This is an encouragement to further scholarship. Numbers should and will continue to be important for the study and practice of development. Decisions are made because of these numbers; histories of development are written with these numbers. Scholars who already are critical of how numbers are used in both scholarship and policy should use their critical skills to further engage with the numbers. Decisions about what to measure, who to count, and by whose authority the final number is selected do matter. I hope this book leaves us better equipped to take on the task of taking part in these decisions, because poor numbers are too important to be dismissed as just that.
1. African Development Bank, Statistics Department. (2013). ‘Situational Analysis of Economic Statistics in Africa: Special Focus on GDP Measurement’.
Devarajan, S. (2013). ‘Africa’s Statistical Tragedy’. Review of Income and Wealth, DOI 10.1111/roiw.12013.
2. International Monetary Fund. (2013). ‘Sub-Saharan Africa: Building Momentum in a Multi-Speed World’.
3. Jerven, M. (2013a). Poor Numbers: How We Are Misled by African Development Statistics and What to Do about It. Ithaca, NY: Cornell University Press.
4. —— (2012a). The Political Economy of Agricultural Statistics and Input Subsidies: Evidence from India, Nigeria and Malawi, Journal of Agrarian Change, DOI: 10.1111/joac.12025
—— (2013b). ‘For Richer, for Poorer: GDP Revisions and Africa’s Statistical Tragedy’. African Affairs, 112(446): 138–147.
—— (2012). ‘Comparability of GDP Estimates in Sub-Saharan Africa: The Effect of Revisions in Sources and Methods since Structural Adjustment’. Review of Income and Wealth, DOI: 10.1111/roiw.12006.
—— (2010a). ‘The Relativity of Poverty and Income: How Reliable Are African Economic Statistics?’. African Affairs, 109(434): 77-96.
—— (2010b). ‘Random Growth in Africa? Lessons from an Evaluation of the Growth Evidence on Botswana, Kenya, Tanzania and Zambia, 1965–1995’. Journal of Development Studies, 46(2): 274-94.
Sala-i-Martin, X., and M. Pinkovskiy. (2010). ‘African Poverty is Falling…Much Faster than You Think’. NBER Working Paper 15775. Cambridge, MA: National Bureau of Economic Research.

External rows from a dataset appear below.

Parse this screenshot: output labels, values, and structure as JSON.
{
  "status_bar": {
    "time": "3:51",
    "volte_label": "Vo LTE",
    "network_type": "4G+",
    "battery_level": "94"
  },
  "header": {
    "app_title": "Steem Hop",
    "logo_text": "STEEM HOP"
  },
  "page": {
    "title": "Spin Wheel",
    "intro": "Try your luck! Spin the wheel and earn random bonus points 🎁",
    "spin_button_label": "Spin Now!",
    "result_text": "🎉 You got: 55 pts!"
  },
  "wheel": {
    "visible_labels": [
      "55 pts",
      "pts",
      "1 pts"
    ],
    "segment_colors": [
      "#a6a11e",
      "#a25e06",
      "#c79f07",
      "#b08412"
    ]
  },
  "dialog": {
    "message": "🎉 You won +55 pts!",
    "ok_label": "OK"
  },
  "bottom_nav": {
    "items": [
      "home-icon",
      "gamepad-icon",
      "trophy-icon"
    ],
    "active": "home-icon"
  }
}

Sandefur J. and A.Glassman: The political economy of bad data: Evidence from African survey & administrative statistics, Paper presented at UNU-WIDER Development Conference: Inclusive Growth in Africa Measurement, Causes, and Consequences, 20-21 September 2013